» **Work required**
The answer must be every line below that contains the string "address".

[Saved entries]
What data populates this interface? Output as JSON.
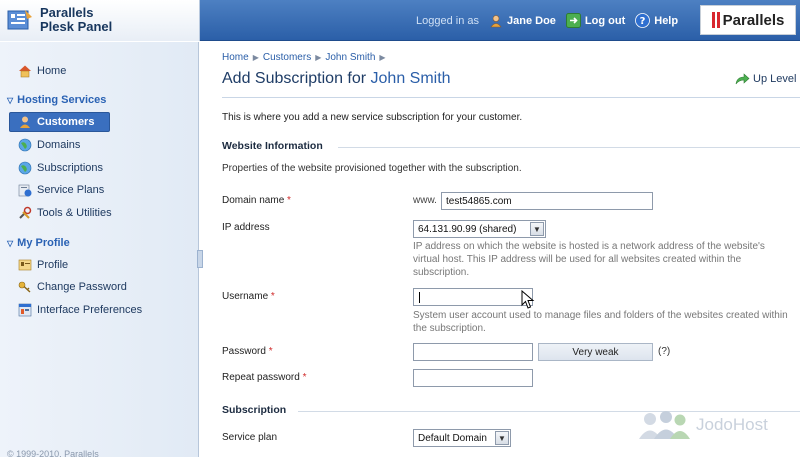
{
  "app": {
    "logo_line1": "Parallels",
    "logo_line2": "Plesk Panel",
    "brand": "Parallels",
    "accent": "#2b5fa8"
  },
  "topbar": {
    "logged_in_as": "Logged in as",
    "user": "Jane Doe",
    "logout": "Log out",
    "help": "Help"
  },
  "sidebar": {
    "home": "Home",
    "hosting_section": "Hosting Services",
    "hosting_items": [
      "Customers",
      "Domains",
      "Subscriptions",
      "Service Plans",
      "Tools & Utilities"
    ],
    "profile_section": "My Profile",
    "profile_items": [
      "Profile",
      "Change Password",
      "Interface Preferences"
    ],
    "footer": "© 1999-2010, Parallels"
  },
  "breadcrumb": [
    "Home",
    "Customers",
    "John Smith"
  ],
  "page": {
    "title_prefix": "Add Subscription for",
    "title_customer": "John Smith",
    "up_level": "Up Level",
    "intro": "This is where you add a new service subscription for your customer."
  },
  "website_info": {
    "heading": "Website Information",
    "description": "Properties of the website provisioned together with the subscription.",
    "domain_label": "Domain name",
    "domain_prefix": "www.",
    "domain_value": "test54865.com",
    "ip_label": "IP address",
    "ip_value": "64.131.90.99 (shared)",
    "ip_help": "IP address on which the website is hosted is a network address of the website's virtual host. This IP address will be used for all websites created within the subscription.",
    "username_label": "Username",
    "username_value": "",
    "username_help": "System user account used to manage files and folders of the websites created within the subscription.",
    "password_label": "Password",
    "password_strength": "Very weak",
    "password_strength_help": "(?)",
    "repeat_password_label": "Repeat password",
    "required_mark": "*"
  },
  "subscription": {
    "heading": "Subscription",
    "service_plan_label": "Service plan",
    "service_plan_value": "Default Domain"
  },
  "watermark": "JodoHost"
}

» **Solution for this problem**
    "ip_label": "IP address",
    "ip_help": "IP address on which the website is hosted is a network address of the website's virtual host. This IP address will be used for all websites created within the subscription.",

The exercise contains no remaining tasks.